__WORK ORDER__. Filter the records down to the lines that hold the word "content", and copy each of those lines.

__DATA SHOWN__.
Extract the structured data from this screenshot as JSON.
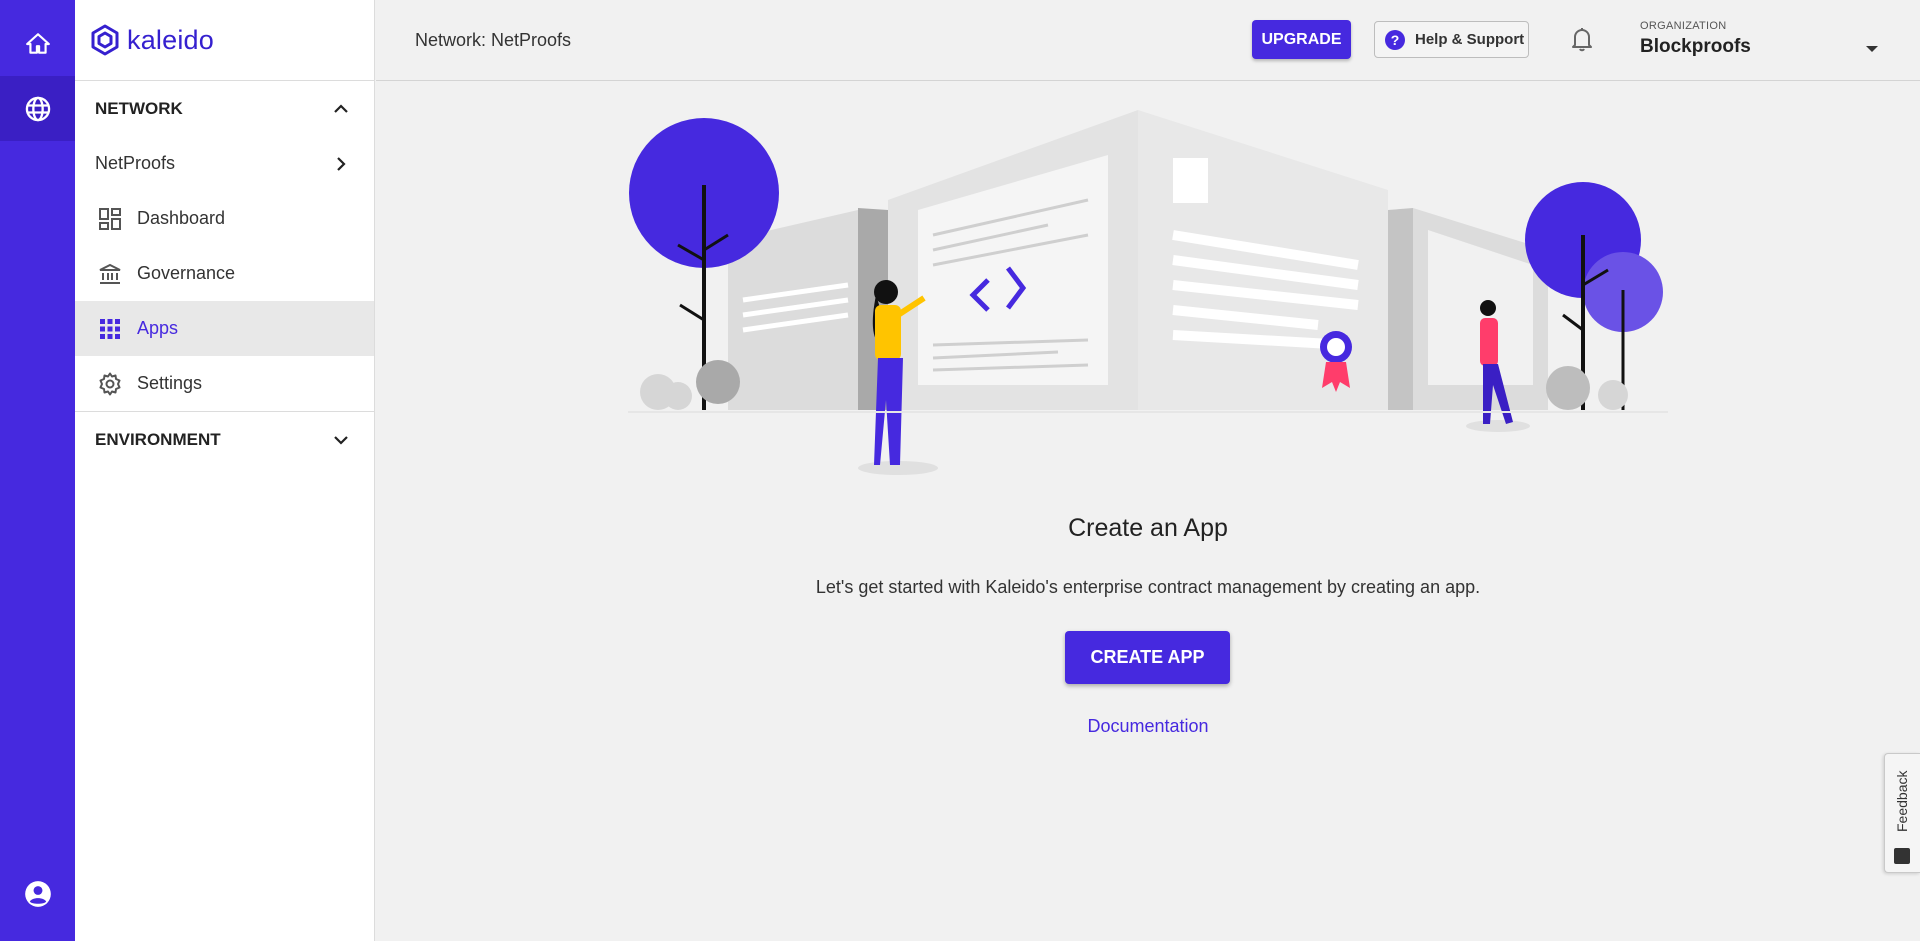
{
  "sidebar": {
    "logo_text": "kaleido",
    "network_section": "NETWORK",
    "network_name": "NetProofs",
    "items": [
      {
        "label": "Dashboard",
        "icon": "dashboard-icon"
      },
      {
        "label": "Governance",
        "icon": "bank-icon"
      },
      {
        "label": "Apps",
        "icon": "apps-grid-icon"
      },
      {
        "label": "Settings",
        "icon": "gear-icon"
      }
    ],
    "environment_section": "ENVIRONMENT"
  },
  "topbar": {
    "breadcrumb": "Network: NetProofs",
    "upgrade_label": "UPGRADE",
    "help_label": "Help & Support",
    "org_label": "ORGANIZATION",
    "org_name": "Blockproofs"
  },
  "main": {
    "title": "Create an App",
    "description": "Let's get started with Kaleido's enterprise contract management by creating an app.",
    "create_label": "CREATE APP",
    "docs_label": "Documentation"
  },
  "feedback_label": "Feedback",
  "colors": {
    "accent": "#4629df",
    "rail": "#4629df",
    "active_item_bg": "#e8e8e8"
  }
}
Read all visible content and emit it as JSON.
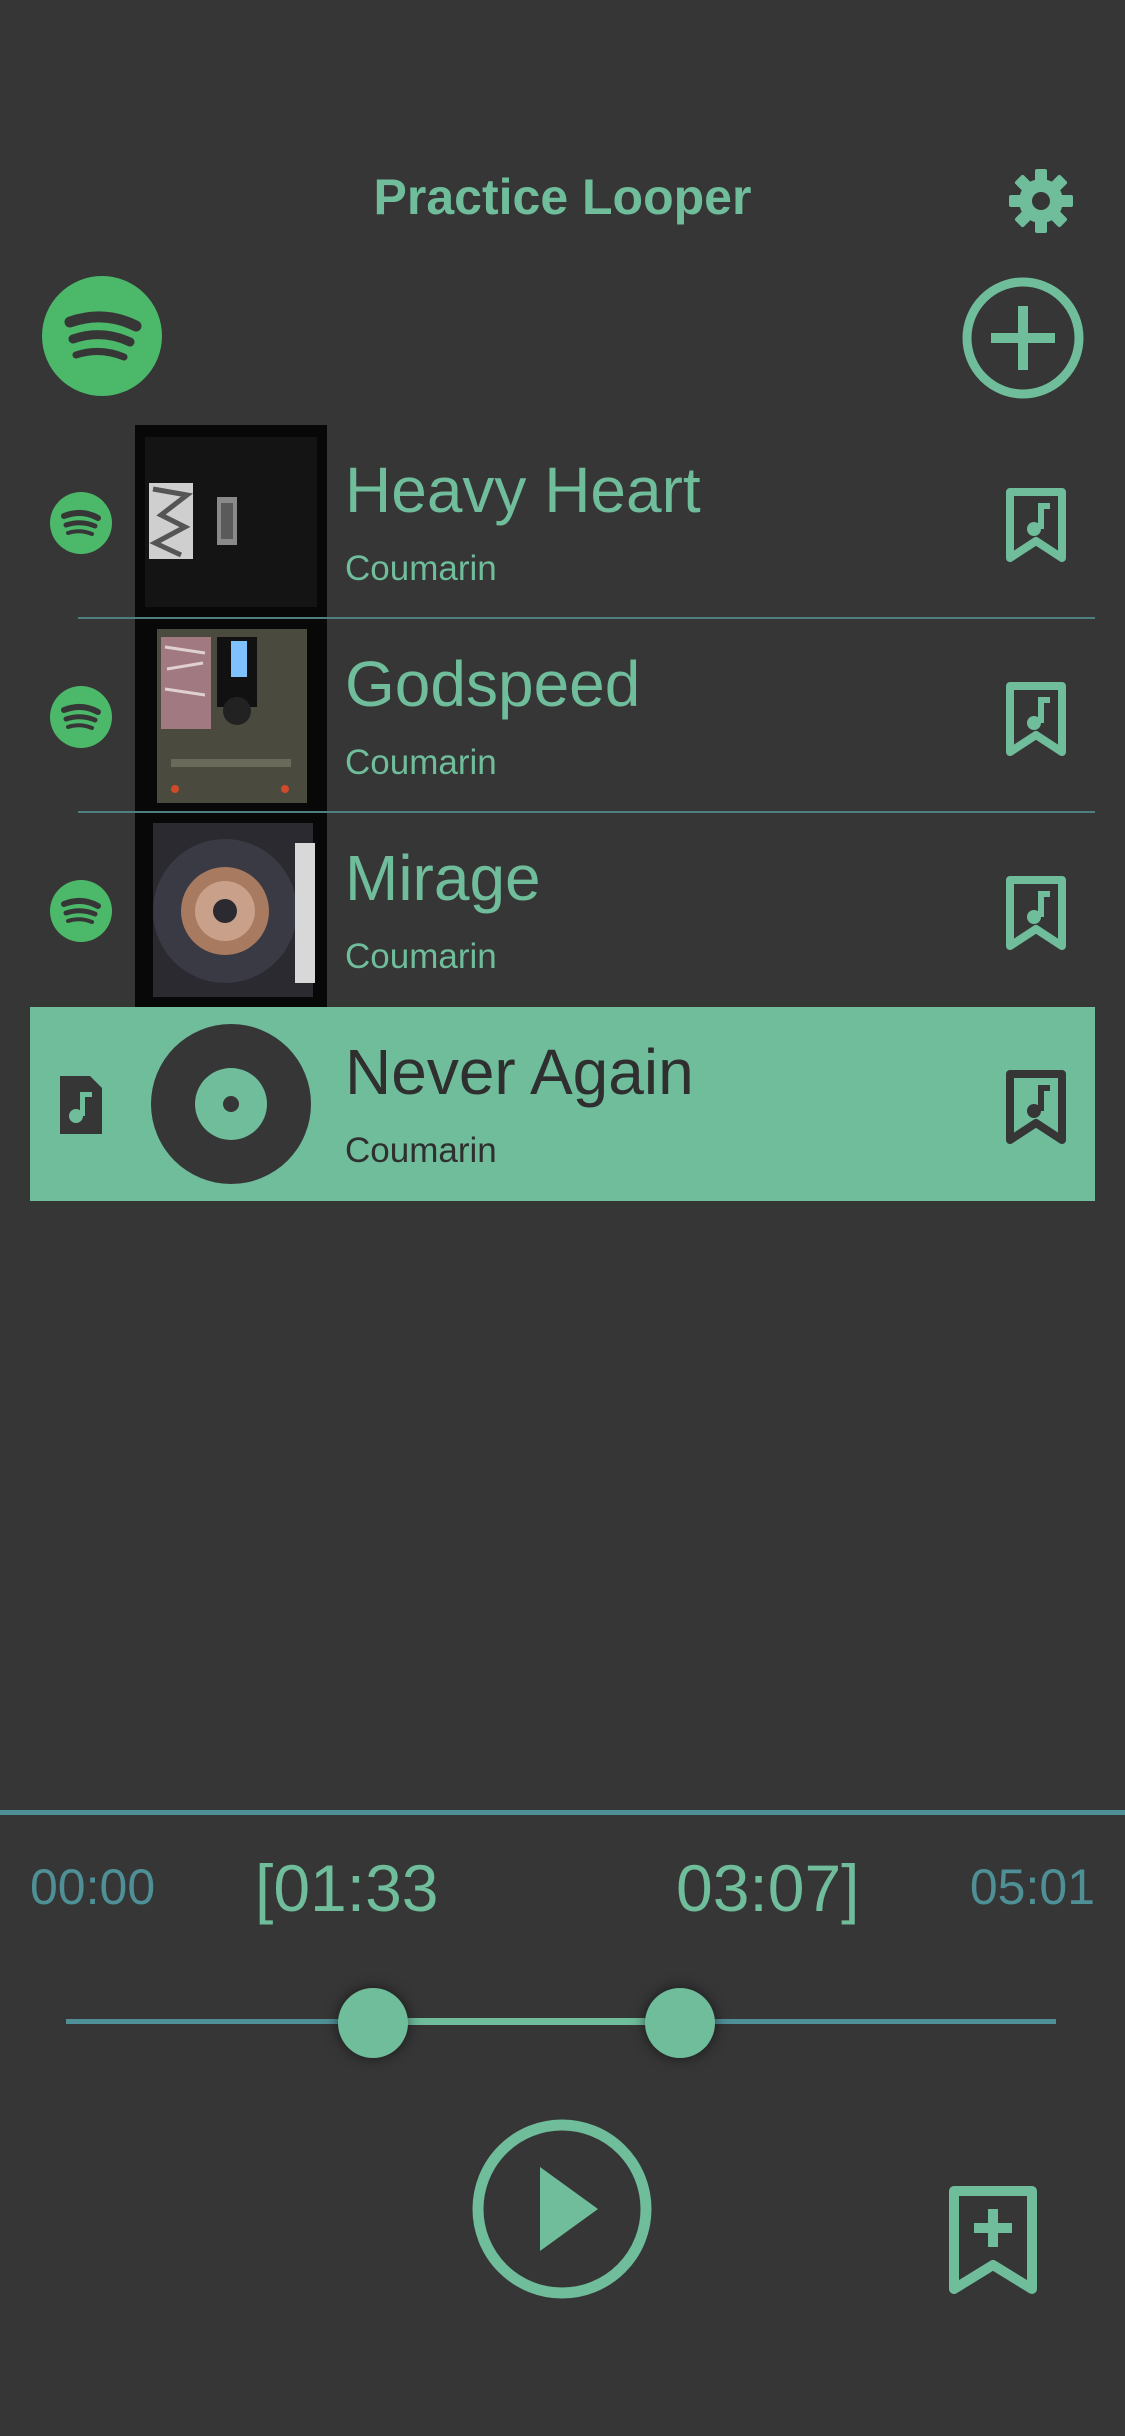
{
  "header": {
    "title": "Practice Looper"
  },
  "songs": [
    {
      "title": "Heavy Heart",
      "artist": "Coumarin",
      "source": "spotify-icon",
      "selected": false
    },
    {
      "title": "Godspeed",
      "artist": "Coumarin",
      "source": "spotify-icon",
      "selected": false
    },
    {
      "title": "Mirage",
      "artist": "Coumarin",
      "source": "spotify-icon",
      "selected": false
    },
    {
      "title": "Never Again",
      "artist": "Coumarin",
      "source": "music-file-icon",
      "selected": true
    }
  ],
  "player": {
    "position": "00:00",
    "loop_start": "[01:33",
    "loop_end": "03:07]",
    "duration": "05:01",
    "loop_start_fraction": 0.31,
    "loop_end_fraction": 0.62
  },
  "colors": {
    "background": "#363636",
    "accent": "#6fbd9b",
    "spotify": "#4cb86a",
    "muted_teal": "#4f8f96"
  }
}
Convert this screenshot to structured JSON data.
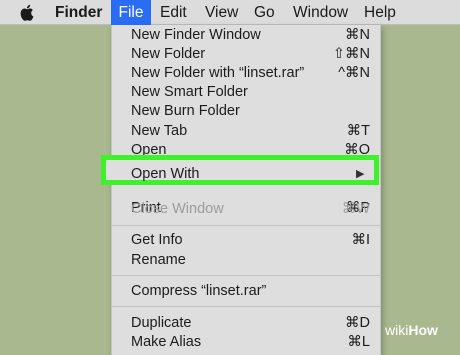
{
  "menubar": {
    "items": [
      "Finder",
      "File",
      "Edit",
      "View",
      "Go",
      "Window",
      "Help"
    ]
  },
  "file_menu": {
    "items": [
      {
        "label": "New Finder Window",
        "shortcut": "⌘N"
      },
      {
        "label": "New Folder",
        "shortcut": "⇧⌘N"
      },
      {
        "label": "New Folder with “linset.rar”",
        "shortcut": "^⌘N"
      },
      {
        "label": "New Smart Folder",
        "shortcut": ""
      },
      {
        "label": "New Burn Folder",
        "shortcut": ""
      },
      {
        "label": "New Tab",
        "shortcut": "⌘T"
      },
      {
        "label": "Open",
        "shortcut": "⌘O"
      },
      {
        "label": "Open With",
        "shortcut": "▶"
      },
      {
        "label": "Print",
        "shortcut": "⌘P"
      },
      {
        "label": "Close Window",
        "shortcut": "⌘W"
      },
      {
        "label": "Get Info",
        "shortcut": "⌘I"
      },
      {
        "label": "Rename",
        "shortcut": ""
      },
      {
        "label": "Compress “linset.rar”",
        "shortcut": ""
      },
      {
        "label": "Duplicate",
        "shortcut": "⌘D"
      },
      {
        "label": "Make Alias",
        "shortcut": "⌘L"
      }
    ]
  },
  "watermark": {
    "wiki": "wiki",
    "how": "How"
  },
  "colors": {
    "highlight": "#3cf22b",
    "selected_menu": "#2a6df4",
    "desktop": "#a9b88e"
  }
}
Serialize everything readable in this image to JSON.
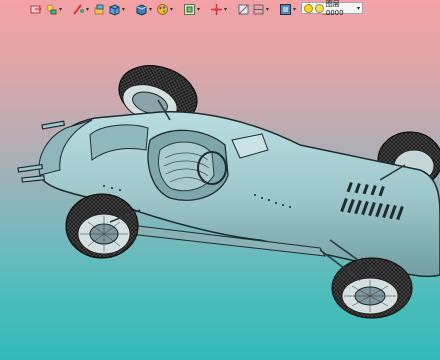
{
  "viewport": {
    "background_top": "#f4a2a5",
    "background_bottom": "#35b9b7",
    "model_color": "#9fc8cc",
    "model_edge_color": "#2a3a3d"
  },
  "toolbar": {
    "icons": [
      {
        "name": "layer-manager-icon",
        "dropdown": false
      },
      {
        "name": "layer-state-icon",
        "dropdown": true
      },
      {
        "name": "sketch-icon",
        "dropdown": true
      },
      {
        "name": "extrude-icon",
        "dropdown": false
      },
      {
        "name": "box-icon",
        "dropdown": true
      },
      {
        "name": "view-cube-icon",
        "dropdown": true
      },
      {
        "name": "appearance-icon",
        "dropdown": true
      },
      {
        "name": "display-style-icon",
        "dropdown": true
      },
      {
        "name": "move-icon",
        "dropdown": true
      },
      {
        "name": "section-icon",
        "dropdown": false
      },
      {
        "name": "frame-icon",
        "dropdown": true
      },
      {
        "name": "view-orientation-icon",
        "dropdown": true
      },
      {
        "name": "line-weight-icon",
        "dropdown": false
      },
      {
        "name": "plane-icon",
        "dropdown": false
      },
      {
        "name": "camera-icon",
        "dropdown": true
      }
    ],
    "layer_select": {
      "value": "图层0000",
      "bulb_color": "#f4d820",
      "light_color": "#f0e060"
    }
  }
}
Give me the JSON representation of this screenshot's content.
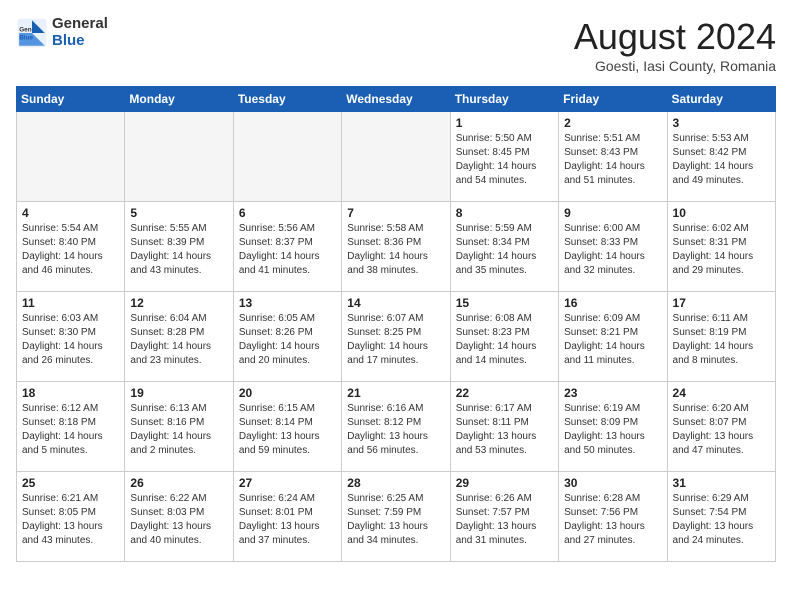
{
  "header": {
    "logo_general": "General",
    "logo_blue": "Blue",
    "month_title": "August 2024",
    "location": "Goesti, Iasi County, Romania"
  },
  "weekdays": [
    "Sunday",
    "Monday",
    "Tuesday",
    "Wednesday",
    "Thursday",
    "Friday",
    "Saturday"
  ],
  "weeks": [
    [
      {
        "day": "",
        "info": ""
      },
      {
        "day": "",
        "info": ""
      },
      {
        "day": "",
        "info": ""
      },
      {
        "day": "",
        "info": ""
      },
      {
        "day": "1",
        "info": "Sunrise: 5:50 AM\nSunset: 8:45 PM\nDaylight: 14 hours\nand 54 minutes."
      },
      {
        "day": "2",
        "info": "Sunrise: 5:51 AM\nSunset: 8:43 PM\nDaylight: 14 hours\nand 51 minutes."
      },
      {
        "day": "3",
        "info": "Sunrise: 5:53 AM\nSunset: 8:42 PM\nDaylight: 14 hours\nand 49 minutes."
      }
    ],
    [
      {
        "day": "4",
        "info": "Sunrise: 5:54 AM\nSunset: 8:40 PM\nDaylight: 14 hours\nand 46 minutes."
      },
      {
        "day": "5",
        "info": "Sunrise: 5:55 AM\nSunset: 8:39 PM\nDaylight: 14 hours\nand 43 minutes."
      },
      {
        "day": "6",
        "info": "Sunrise: 5:56 AM\nSunset: 8:37 PM\nDaylight: 14 hours\nand 41 minutes."
      },
      {
        "day": "7",
        "info": "Sunrise: 5:58 AM\nSunset: 8:36 PM\nDaylight: 14 hours\nand 38 minutes."
      },
      {
        "day": "8",
        "info": "Sunrise: 5:59 AM\nSunset: 8:34 PM\nDaylight: 14 hours\nand 35 minutes."
      },
      {
        "day": "9",
        "info": "Sunrise: 6:00 AM\nSunset: 8:33 PM\nDaylight: 14 hours\nand 32 minutes."
      },
      {
        "day": "10",
        "info": "Sunrise: 6:02 AM\nSunset: 8:31 PM\nDaylight: 14 hours\nand 29 minutes."
      }
    ],
    [
      {
        "day": "11",
        "info": "Sunrise: 6:03 AM\nSunset: 8:30 PM\nDaylight: 14 hours\nand 26 minutes."
      },
      {
        "day": "12",
        "info": "Sunrise: 6:04 AM\nSunset: 8:28 PM\nDaylight: 14 hours\nand 23 minutes."
      },
      {
        "day": "13",
        "info": "Sunrise: 6:05 AM\nSunset: 8:26 PM\nDaylight: 14 hours\nand 20 minutes."
      },
      {
        "day": "14",
        "info": "Sunrise: 6:07 AM\nSunset: 8:25 PM\nDaylight: 14 hours\nand 17 minutes."
      },
      {
        "day": "15",
        "info": "Sunrise: 6:08 AM\nSunset: 8:23 PM\nDaylight: 14 hours\nand 14 minutes."
      },
      {
        "day": "16",
        "info": "Sunrise: 6:09 AM\nSunset: 8:21 PM\nDaylight: 14 hours\nand 11 minutes."
      },
      {
        "day": "17",
        "info": "Sunrise: 6:11 AM\nSunset: 8:19 PM\nDaylight: 14 hours\nand 8 minutes."
      }
    ],
    [
      {
        "day": "18",
        "info": "Sunrise: 6:12 AM\nSunset: 8:18 PM\nDaylight: 14 hours\nand 5 minutes."
      },
      {
        "day": "19",
        "info": "Sunrise: 6:13 AM\nSunset: 8:16 PM\nDaylight: 14 hours\nand 2 minutes."
      },
      {
        "day": "20",
        "info": "Sunrise: 6:15 AM\nSunset: 8:14 PM\nDaylight: 13 hours\nand 59 minutes."
      },
      {
        "day": "21",
        "info": "Sunrise: 6:16 AM\nSunset: 8:12 PM\nDaylight: 13 hours\nand 56 minutes."
      },
      {
        "day": "22",
        "info": "Sunrise: 6:17 AM\nSunset: 8:11 PM\nDaylight: 13 hours\nand 53 minutes."
      },
      {
        "day": "23",
        "info": "Sunrise: 6:19 AM\nSunset: 8:09 PM\nDaylight: 13 hours\nand 50 minutes."
      },
      {
        "day": "24",
        "info": "Sunrise: 6:20 AM\nSunset: 8:07 PM\nDaylight: 13 hours\nand 47 minutes."
      }
    ],
    [
      {
        "day": "25",
        "info": "Sunrise: 6:21 AM\nSunset: 8:05 PM\nDaylight: 13 hours\nand 43 minutes."
      },
      {
        "day": "26",
        "info": "Sunrise: 6:22 AM\nSunset: 8:03 PM\nDaylight: 13 hours\nand 40 minutes."
      },
      {
        "day": "27",
        "info": "Sunrise: 6:24 AM\nSunset: 8:01 PM\nDaylight: 13 hours\nand 37 minutes."
      },
      {
        "day": "28",
        "info": "Sunrise: 6:25 AM\nSunset: 7:59 PM\nDaylight: 13 hours\nand 34 minutes."
      },
      {
        "day": "29",
        "info": "Sunrise: 6:26 AM\nSunset: 7:57 PM\nDaylight: 13 hours\nand 31 minutes."
      },
      {
        "day": "30",
        "info": "Sunrise: 6:28 AM\nSunset: 7:56 PM\nDaylight: 13 hours\nand 27 minutes."
      },
      {
        "day": "31",
        "info": "Sunrise: 6:29 AM\nSunset: 7:54 PM\nDaylight: 13 hours\nand 24 minutes."
      }
    ]
  ]
}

__SOLUTION FOR THIS EXERCISE__.
Read all visible content and emit it as JSON.
Give me the JSON representation of this screenshot's content.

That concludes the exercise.